### Description of the task
Each line of the entries below that holds "Indicators" is needed, copied in full.

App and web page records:
------------------------------------
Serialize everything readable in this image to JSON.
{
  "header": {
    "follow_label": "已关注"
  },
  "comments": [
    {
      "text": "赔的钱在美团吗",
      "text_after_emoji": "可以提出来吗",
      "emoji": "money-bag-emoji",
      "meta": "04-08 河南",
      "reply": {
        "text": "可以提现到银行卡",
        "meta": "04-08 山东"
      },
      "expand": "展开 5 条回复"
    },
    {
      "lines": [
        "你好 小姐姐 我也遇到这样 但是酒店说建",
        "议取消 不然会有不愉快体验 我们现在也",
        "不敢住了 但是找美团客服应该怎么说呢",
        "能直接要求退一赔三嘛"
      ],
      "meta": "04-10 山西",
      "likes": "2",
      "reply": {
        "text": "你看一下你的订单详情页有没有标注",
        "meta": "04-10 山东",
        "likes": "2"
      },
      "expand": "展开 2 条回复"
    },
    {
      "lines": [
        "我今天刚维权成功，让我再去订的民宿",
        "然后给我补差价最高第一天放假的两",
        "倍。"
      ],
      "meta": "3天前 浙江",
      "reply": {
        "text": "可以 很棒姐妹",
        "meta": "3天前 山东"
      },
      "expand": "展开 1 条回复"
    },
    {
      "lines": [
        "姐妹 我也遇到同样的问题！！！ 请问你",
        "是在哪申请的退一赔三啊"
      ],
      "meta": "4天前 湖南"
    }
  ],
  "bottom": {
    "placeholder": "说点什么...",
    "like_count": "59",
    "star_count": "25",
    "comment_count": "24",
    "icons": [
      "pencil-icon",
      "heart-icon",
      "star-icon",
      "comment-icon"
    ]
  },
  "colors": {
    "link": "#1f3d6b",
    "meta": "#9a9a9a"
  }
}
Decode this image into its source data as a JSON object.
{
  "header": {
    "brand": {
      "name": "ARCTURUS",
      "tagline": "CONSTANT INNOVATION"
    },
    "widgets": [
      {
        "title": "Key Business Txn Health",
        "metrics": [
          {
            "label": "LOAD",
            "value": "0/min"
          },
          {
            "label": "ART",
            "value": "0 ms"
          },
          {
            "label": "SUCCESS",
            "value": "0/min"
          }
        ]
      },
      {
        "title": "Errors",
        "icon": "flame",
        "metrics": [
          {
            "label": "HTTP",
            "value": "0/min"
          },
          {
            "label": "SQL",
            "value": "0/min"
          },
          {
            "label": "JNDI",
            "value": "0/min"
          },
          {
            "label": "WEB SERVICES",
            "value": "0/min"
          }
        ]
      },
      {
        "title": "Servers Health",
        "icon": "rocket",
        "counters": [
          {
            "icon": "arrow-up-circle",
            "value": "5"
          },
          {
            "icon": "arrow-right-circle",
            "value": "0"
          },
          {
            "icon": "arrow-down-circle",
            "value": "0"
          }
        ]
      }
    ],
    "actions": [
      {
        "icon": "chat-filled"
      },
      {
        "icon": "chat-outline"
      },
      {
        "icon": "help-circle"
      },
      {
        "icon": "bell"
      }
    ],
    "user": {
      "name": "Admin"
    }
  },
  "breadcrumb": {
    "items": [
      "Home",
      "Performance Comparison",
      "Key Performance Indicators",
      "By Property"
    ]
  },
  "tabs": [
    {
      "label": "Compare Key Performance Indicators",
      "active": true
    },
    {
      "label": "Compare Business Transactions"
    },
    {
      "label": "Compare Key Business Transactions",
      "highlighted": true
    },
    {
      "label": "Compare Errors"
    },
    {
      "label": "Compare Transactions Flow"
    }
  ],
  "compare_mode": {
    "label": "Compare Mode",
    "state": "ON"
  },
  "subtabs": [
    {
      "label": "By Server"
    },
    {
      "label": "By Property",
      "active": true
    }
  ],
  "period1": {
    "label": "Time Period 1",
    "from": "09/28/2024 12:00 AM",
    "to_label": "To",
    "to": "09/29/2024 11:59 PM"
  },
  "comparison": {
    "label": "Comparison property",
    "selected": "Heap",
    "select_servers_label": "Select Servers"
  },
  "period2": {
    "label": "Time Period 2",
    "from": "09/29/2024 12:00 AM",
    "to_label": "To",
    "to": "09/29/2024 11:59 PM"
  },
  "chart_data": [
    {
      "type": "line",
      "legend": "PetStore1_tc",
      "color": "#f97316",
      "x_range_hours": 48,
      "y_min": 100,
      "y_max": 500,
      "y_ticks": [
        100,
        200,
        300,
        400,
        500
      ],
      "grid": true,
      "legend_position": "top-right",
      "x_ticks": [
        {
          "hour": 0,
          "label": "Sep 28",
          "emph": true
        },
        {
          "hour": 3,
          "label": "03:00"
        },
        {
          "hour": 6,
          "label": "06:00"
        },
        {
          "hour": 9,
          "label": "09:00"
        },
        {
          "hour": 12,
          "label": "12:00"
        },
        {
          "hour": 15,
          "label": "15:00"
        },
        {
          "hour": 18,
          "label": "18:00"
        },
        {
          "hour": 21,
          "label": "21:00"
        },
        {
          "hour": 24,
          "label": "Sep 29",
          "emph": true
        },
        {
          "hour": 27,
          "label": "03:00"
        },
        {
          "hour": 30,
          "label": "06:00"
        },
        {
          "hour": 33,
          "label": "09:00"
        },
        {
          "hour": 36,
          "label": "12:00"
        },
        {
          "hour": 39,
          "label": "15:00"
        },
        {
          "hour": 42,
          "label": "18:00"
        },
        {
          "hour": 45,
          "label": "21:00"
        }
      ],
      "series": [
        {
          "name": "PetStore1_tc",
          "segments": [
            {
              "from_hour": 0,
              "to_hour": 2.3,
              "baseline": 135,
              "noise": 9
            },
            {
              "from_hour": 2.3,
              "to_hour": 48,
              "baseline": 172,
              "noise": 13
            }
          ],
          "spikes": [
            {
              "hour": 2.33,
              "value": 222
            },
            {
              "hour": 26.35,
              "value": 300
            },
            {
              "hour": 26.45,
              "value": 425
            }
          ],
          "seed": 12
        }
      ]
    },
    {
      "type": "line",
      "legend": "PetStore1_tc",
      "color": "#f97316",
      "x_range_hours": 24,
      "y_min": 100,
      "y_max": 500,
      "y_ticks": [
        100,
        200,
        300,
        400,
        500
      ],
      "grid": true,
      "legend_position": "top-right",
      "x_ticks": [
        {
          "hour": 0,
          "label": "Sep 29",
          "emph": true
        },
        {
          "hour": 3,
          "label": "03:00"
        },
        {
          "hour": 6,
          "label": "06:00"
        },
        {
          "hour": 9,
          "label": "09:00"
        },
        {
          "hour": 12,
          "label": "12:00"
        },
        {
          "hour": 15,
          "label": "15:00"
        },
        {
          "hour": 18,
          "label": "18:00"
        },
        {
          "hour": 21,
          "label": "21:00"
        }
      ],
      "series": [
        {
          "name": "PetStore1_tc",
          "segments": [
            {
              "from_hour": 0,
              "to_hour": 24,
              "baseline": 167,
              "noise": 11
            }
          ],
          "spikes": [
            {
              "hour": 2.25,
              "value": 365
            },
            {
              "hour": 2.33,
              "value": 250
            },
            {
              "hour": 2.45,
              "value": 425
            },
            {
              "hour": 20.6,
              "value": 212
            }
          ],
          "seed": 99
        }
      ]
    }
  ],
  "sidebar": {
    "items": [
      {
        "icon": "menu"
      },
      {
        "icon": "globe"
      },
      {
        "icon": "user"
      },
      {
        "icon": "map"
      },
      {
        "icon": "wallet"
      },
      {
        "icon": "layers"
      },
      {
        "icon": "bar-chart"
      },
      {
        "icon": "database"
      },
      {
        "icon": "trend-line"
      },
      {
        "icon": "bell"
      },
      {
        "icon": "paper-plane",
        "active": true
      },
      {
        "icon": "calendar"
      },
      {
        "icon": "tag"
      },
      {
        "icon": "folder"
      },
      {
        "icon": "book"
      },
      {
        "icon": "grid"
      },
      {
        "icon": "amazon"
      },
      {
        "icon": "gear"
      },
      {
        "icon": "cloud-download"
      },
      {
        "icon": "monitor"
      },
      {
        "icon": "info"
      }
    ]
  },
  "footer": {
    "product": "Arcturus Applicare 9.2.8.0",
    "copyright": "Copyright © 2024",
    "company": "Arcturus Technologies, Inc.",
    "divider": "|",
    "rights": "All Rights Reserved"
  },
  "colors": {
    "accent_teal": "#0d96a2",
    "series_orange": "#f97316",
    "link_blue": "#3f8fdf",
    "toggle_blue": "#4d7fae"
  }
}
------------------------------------
### Response box
      "Key Performance Indicators",
      "label": "Compare Key Performance Indicators",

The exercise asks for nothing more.